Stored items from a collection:

┄┄┄┄┄┄┄┄┄┄┄┄┄┄┄┄┄┄┄┄

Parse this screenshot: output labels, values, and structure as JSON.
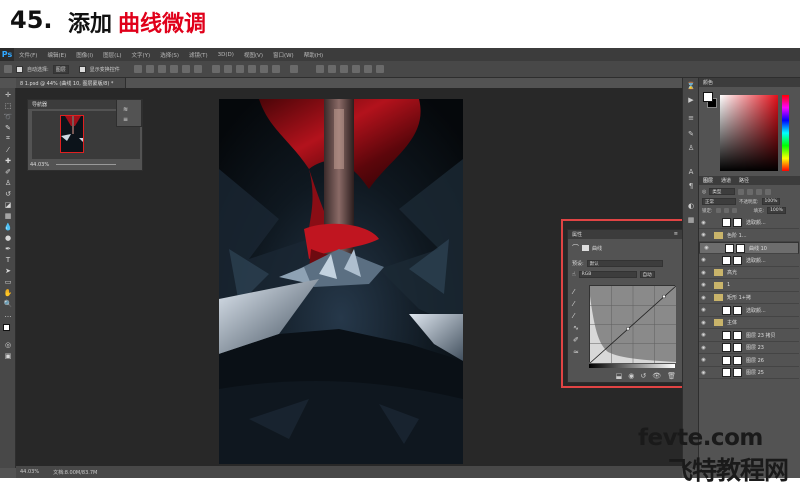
{
  "header": {
    "number": "45.",
    "text_main": "添加",
    "text_accent": "曲线微调",
    "accent_color": "#e0001a"
  },
  "app": {
    "logo": "Ps",
    "menu": [
      "文件(F)",
      "编辑(E)",
      "图像(I)",
      "图层(L)",
      "文字(Y)",
      "选择(S)",
      "滤镜(T)",
      "3D(D)",
      "视图(V)",
      "窗口(W)",
      "帮助(H)"
    ],
    "options": {
      "auto_select_label": "自动选择:",
      "auto_select_value": "图层",
      "show_transform_label": "显示变换控件"
    },
    "doc_tab": "8 1.psd @ 44% (曲线 10, 图层蒙版/8) *",
    "status": {
      "zoom": "44.03%",
      "doc_size": "文档:8.00M/83.7M"
    }
  },
  "navigator": {
    "title": "导航器",
    "zoom": "44.03%"
  },
  "properties": {
    "title": "属性",
    "type_label": "曲线",
    "preset_label": "预设:",
    "preset_value": "默认",
    "channel_value": "RGB",
    "auto_button": "自动"
  },
  "layers": {
    "tabs": [
      "图层",
      "通道",
      "路径"
    ],
    "filter_value": "类型",
    "blend_value": "正常",
    "opacity_label": "不透明度:",
    "opacity_value": "100%",
    "lock_label": "锁定:",
    "fill_label": "填充:",
    "fill_value": "100%",
    "rows": [
      {
        "name": "选取颜...",
        "thumb": "white",
        "sel": false
      },
      {
        "name": "色阶 1...",
        "thumb": "folder",
        "sel": false
      },
      {
        "name": "曲线 10",
        "thumb": "white",
        "sel": true
      },
      {
        "name": "选取颜...",
        "thumb": "white",
        "sel": false
      },
      {
        "name": "高光",
        "thumb": "folder",
        "sel": false
      },
      {
        "name": "1",
        "thumb": "folder",
        "sel": false
      },
      {
        "name": "矩形 1+拷",
        "thumb": "folder",
        "sel": false
      },
      {
        "name": "选取颜...",
        "thumb": "white",
        "sel": false
      },
      {
        "name": "主体",
        "thumb": "folder",
        "sel": false
      },
      {
        "name": "图层 23 拷贝",
        "thumb": "white",
        "sel": false
      },
      {
        "name": "图层 23",
        "thumb": "white",
        "sel": false
      },
      {
        "name": "图层 26",
        "thumb": "white",
        "sel": false
      },
      {
        "name": "图层 25",
        "thumb": "white",
        "sel": false
      }
    ]
  },
  "watermark": {
    "line1": "fevte.com",
    "line2": "飞特教程网"
  }
}
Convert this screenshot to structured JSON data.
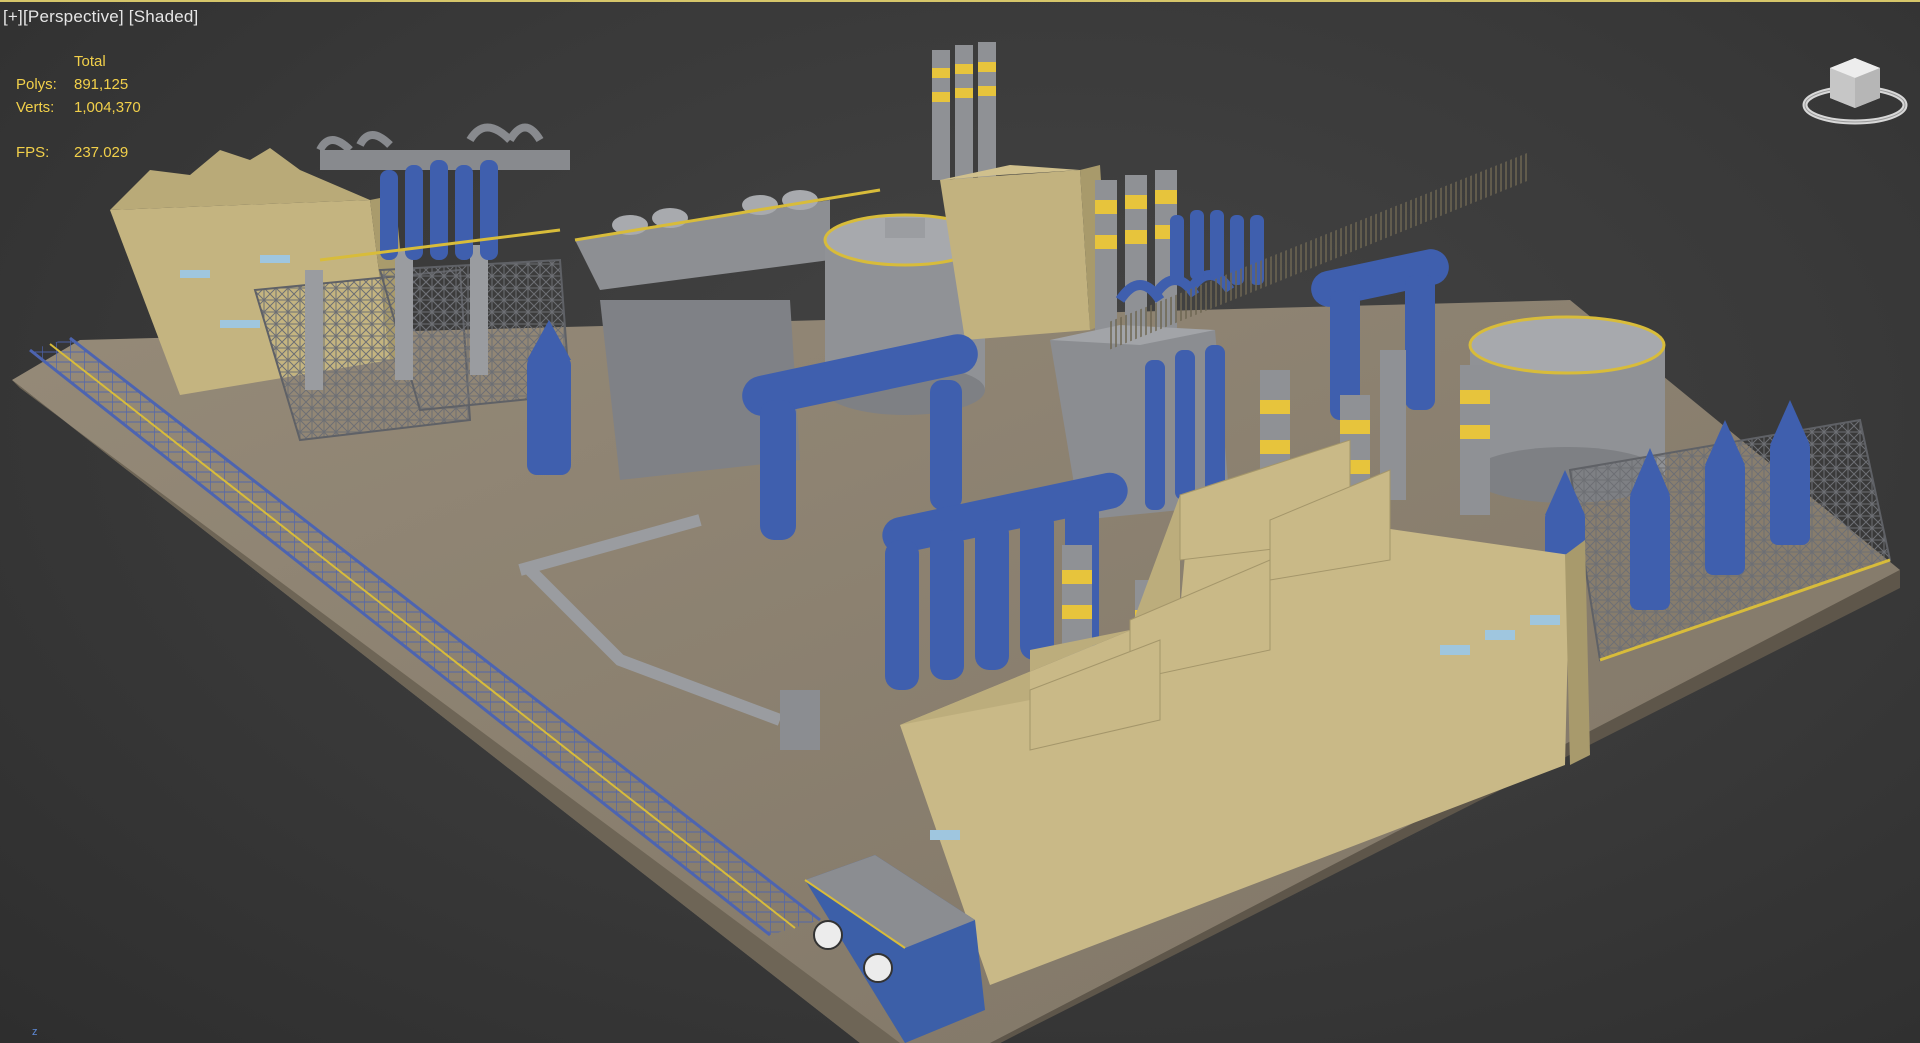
{
  "viewport": {
    "label_plus": "[+]",
    "label_view": "[Perspective]",
    "label_shading": "[Shaded]"
  },
  "stats": {
    "header": "Total",
    "polys_label": "Polys:",
    "polys_value": "891,125",
    "verts_label": "Verts:",
    "verts_value": "1,004,370",
    "fps_label": "FPS:",
    "fps_value": "237.029"
  },
  "axis_indicator": "z",
  "colors": {
    "background": "#393939",
    "stats_text": "#f2d04a",
    "label_text": "#e6e6e6",
    "ground": "#8f8474",
    "building": "#c9b987",
    "steel": "#8d8f93",
    "vessel_blue": "#3f5fae",
    "accent_yellow": "#e7c43c",
    "active_border": "#d6c66a"
  },
  "icons": {
    "viewcube": "viewcube-icon",
    "axis": "axis-tripod-icon"
  }
}
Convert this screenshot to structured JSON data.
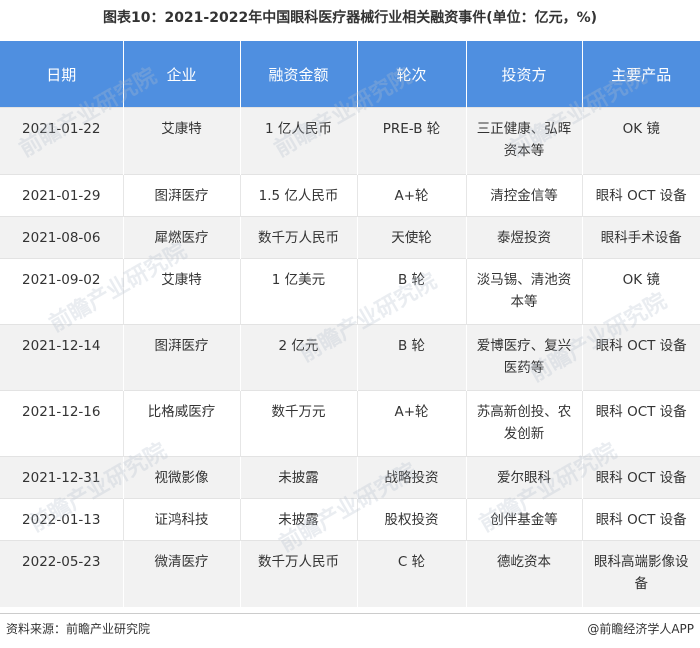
{
  "title": "图表10：2021-2022年中国眼科医疗器械行业相关融资事件(单位：亿元，%)",
  "table": {
    "headers": [
      "日期",
      "企业",
      "融资金额",
      "轮次",
      "投资方",
      "主要产品"
    ],
    "rows": [
      [
        "2021-01-22",
        "艾康特",
        "1 亿人民币",
        "PRE-B 轮",
        "三正健康、弘晖资本等",
        "OK 镜"
      ],
      [
        "2021-01-29",
        "图湃医疗",
        "1.5 亿人民币",
        "A+轮",
        "清控金信等",
        "眼科 OCT 设备"
      ],
      [
        "2021-08-06",
        "犀燃医疗",
        "数千万人民币",
        "天使轮",
        "泰煜投资",
        "眼科手术设备"
      ],
      [
        "2021-09-02",
        "艾康特",
        "1 亿美元",
        "B 轮",
        "淡马锡、清池资本等",
        "OK 镜"
      ],
      [
        "2021-12-14",
        "图湃医疗",
        "2 亿元",
        "B 轮",
        "爱博医疗、复兴医药等",
        "眼科 OCT 设备"
      ],
      [
        "2021-12-16",
        "比格威医疗",
        "数千万元",
        "A+轮",
        "苏高新创投、农发创新",
        "眼科 OCT 设备"
      ],
      [
        "2021-12-31",
        "视微影像",
        "未披露",
        "战略投资",
        "爱尔眼科",
        "眼科 OCT 设备"
      ],
      [
        "2022-01-13",
        "证鸿科技",
        "未披露",
        "股权投资",
        "创伴基金等",
        "眼科 OCT 设备"
      ],
      [
        "2022-05-23",
        "微清医疗",
        "数千万人民币",
        "C 轮",
        "德屹资本",
        "眼科高端影像设备"
      ]
    ]
  },
  "watermark": "前瞻产业研究院",
  "footer": {
    "source": "资料来源：前瞻产业研究院",
    "credit": "@前瞻经济学人APP"
  }
}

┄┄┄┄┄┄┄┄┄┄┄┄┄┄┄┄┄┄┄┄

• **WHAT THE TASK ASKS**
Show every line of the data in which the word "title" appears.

• **RESULT OF THE TASK**
    "title": "导航器",
    "title": "属性",
  "title": "图表10：2021-2022年中国眼科医疗器械行业相关融资事件(单位：亿元，%)",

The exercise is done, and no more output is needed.